** Source records **
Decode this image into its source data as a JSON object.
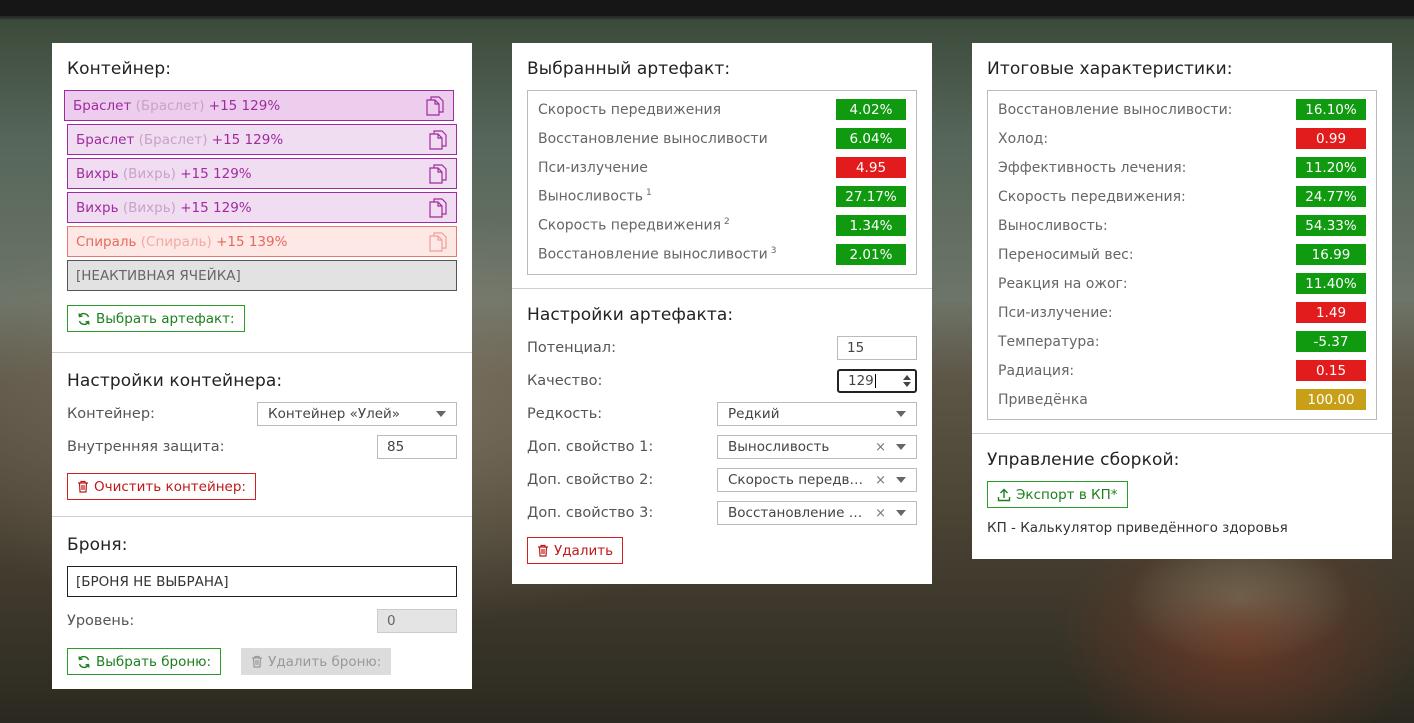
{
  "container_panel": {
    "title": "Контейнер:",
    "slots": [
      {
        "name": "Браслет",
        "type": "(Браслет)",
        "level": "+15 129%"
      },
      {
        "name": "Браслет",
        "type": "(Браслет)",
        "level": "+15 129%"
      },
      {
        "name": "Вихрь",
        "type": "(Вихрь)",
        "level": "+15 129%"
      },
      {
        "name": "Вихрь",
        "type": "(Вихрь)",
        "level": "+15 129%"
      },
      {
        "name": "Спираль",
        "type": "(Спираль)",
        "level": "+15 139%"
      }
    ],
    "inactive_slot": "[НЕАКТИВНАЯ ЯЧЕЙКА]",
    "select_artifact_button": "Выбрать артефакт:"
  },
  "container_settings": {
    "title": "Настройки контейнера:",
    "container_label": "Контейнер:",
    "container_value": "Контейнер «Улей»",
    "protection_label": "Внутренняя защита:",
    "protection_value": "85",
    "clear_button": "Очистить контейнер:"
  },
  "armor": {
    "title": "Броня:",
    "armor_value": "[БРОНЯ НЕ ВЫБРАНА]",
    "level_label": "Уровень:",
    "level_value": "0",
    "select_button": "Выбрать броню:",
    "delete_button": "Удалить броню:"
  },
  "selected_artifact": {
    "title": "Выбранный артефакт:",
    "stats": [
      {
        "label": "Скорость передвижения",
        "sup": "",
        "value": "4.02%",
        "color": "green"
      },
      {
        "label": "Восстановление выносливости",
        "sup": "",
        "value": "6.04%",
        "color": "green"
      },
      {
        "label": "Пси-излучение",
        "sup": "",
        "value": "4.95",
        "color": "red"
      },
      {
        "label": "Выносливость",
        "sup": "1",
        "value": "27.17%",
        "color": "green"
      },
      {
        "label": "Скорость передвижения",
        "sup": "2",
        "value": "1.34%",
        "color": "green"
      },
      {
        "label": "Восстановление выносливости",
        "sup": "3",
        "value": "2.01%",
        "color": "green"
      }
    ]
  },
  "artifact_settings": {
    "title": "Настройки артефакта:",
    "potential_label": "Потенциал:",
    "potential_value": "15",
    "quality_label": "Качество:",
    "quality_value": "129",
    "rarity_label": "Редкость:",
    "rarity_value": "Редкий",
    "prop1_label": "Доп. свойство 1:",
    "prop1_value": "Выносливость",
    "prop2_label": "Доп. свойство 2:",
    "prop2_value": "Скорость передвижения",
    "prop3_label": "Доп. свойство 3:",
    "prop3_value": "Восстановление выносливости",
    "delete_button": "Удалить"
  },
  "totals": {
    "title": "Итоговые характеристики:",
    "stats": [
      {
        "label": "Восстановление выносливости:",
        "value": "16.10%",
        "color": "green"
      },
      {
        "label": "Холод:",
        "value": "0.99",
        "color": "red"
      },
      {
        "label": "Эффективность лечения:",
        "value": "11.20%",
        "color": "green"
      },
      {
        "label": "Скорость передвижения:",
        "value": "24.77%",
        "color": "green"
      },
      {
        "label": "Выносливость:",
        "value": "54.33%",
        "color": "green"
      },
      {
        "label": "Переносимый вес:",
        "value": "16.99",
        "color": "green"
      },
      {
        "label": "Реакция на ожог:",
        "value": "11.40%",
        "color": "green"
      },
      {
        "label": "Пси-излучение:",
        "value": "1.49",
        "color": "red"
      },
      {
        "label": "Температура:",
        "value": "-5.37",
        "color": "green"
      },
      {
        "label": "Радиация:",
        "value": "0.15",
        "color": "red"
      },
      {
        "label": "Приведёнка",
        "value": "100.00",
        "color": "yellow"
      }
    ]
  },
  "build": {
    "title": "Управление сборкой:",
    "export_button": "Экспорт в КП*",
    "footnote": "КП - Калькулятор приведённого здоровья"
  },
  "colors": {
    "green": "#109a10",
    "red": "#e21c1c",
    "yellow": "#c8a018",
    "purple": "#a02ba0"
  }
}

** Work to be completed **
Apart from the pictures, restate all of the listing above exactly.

** Exercise result **
Decode this image into its source data as a JSON object.
{
  "container_panel": {
    "title": "Контейнер:",
    "slots": [
      {
        "name": "Браслет",
        "type": "(Браслет)",
        "level": "+15 129%"
      },
      {
        "name": "Браслет",
        "type": "(Браслет)",
        "level": "+15 129%"
      },
      {
        "name": "Вихрь",
        "type": "(Вихрь)",
        "level": "+15 129%"
      },
      {
        "name": "Вихрь",
        "type": "(Вихрь)",
        "level": "+15 129%"
      },
      {
        "name": "Спираль",
        "type": "(Спираль)",
        "level": "+15 139%"
      }
    ],
    "inactive_slot": "[НЕАКТИВНАЯ ЯЧЕЙКА]",
    "select_artifact_button": "Выбрать артефакт:"
  },
  "container_settings": {
    "title": "Настройки контейнера:",
    "container_label": "Контейнер:",
    "container_value": "Контейнер «Улей»",
    "protection_label": "Внутренняя защита:",
    "protection_value": "85",
    "clear_button": "Очистить контейнер:"
  },
  "armor": {
    "title": "Броня:",
    "armor_value": "[БРОНЯ НЕ ВЫБРАНА]",
    "level_label": "Уровень:",
    "level_value": "0",
    "select_button": "Выбрать броню:",
    "delete_button": "Удалить броню:"
  },
  "selected_artifact": {
    "title": "Выбранный артефакт:",
    "stats": [
      {
        "label": "Скорость передвижения",
        "sup": "",
        "value": "4.02%",
        "color": "green"
      },
      {
        "label": "Восстановление выносливости",
        "sup": "",
        "value": "6.04%",
        "color": "green"
      },
      {
        "label": "Пси-излучение",
        "sup": "",
        "value": "4.95",
        "color": "red"
      },
      {
        "label": "Выносливость",
        "sup": "1",
        "value": "27.17%",
        "color": "green"
      },
      {
        "label": "Скорость передвижения",
        "sup": "2",
        "value": "1.34%",
        "color": "green"
      },
      {
        "label": "Восстановление выносливости",
        "sup": "3",
        "value": "2.01%",
        "color": "green"
      }
    ]
  },
  "artifact_settings": {
    "title": "Настройки артефакта:",
    "potential_label": "Потенциал:",
    "potential_value": "15",
    "quality_label": "Качество:",
    "quality_value": "129",
    "rarity_label": "Редкость:",
    "rarity_value": "Редкий",
    "prop1_label": "Доп. свойство 1:",
    "prop1_value": "Выносливость",
    "prop2_label": "Доп. свойство 2:",
    "prop2_value": "Скорость передвижения",
    "prop3_label": "Доп. свойство 3:",
    "prop3_value": "Восстановление выносливости",
    "delete_button": "Удалить"
  },
  "totals": {
    "title": "Итоговые характеристики:",
    "stats": [
      {
        "label": "Восстановление выносливости:",
        "value": "16.10%",
        "color": "green"
      },
      {
        "label": "Холод:",
        "value": "0.99",
        "color": "red"
      },
      {
        "label": "Эффективность лечения:",
        "value": "11.20%",
        "color": "green"
      },
      {
        "label": "Скорость передвижения:",
        "value": "24.77%",
        "color": "green"
      },
      {
        "label": "Выносливость:",
        "value": "54.33%",
        "color": "green"
      },
      {
        "label": "Переносимый вес:",
        "value": "16.99",
        "color": "green"
      },
      {
        "label": "Реакция на ожог:",
        "value": "11.40%",
        "color": "green"
      },
      {
        "label": "Пси-излучение:",
        "value": "1.49",
        "color": "red"
      },
      {
        "label": "Температура:",
        "value": "-5.37",
        "color": "green"
      },
      {
        "label": "Радиация:",
        "value": "0.15",
        "color": "red"
      },
      {
        "label": "Приведёнка",
        "value": "100.00",
        "color": "yellow"
      }
    ]
  },
  "build": {
    "title": "Управление сборкой:",
    "export_button": "Экспорт в КП*",
    "footnote": "КП - Калькулятор приведённого здоровья"
  },
  "colors": {
    "green": "#109a10",
    "red": "#e21c1c",
    "yellow": "#c8a018",
    "purple": "#a02ba0"
  }
}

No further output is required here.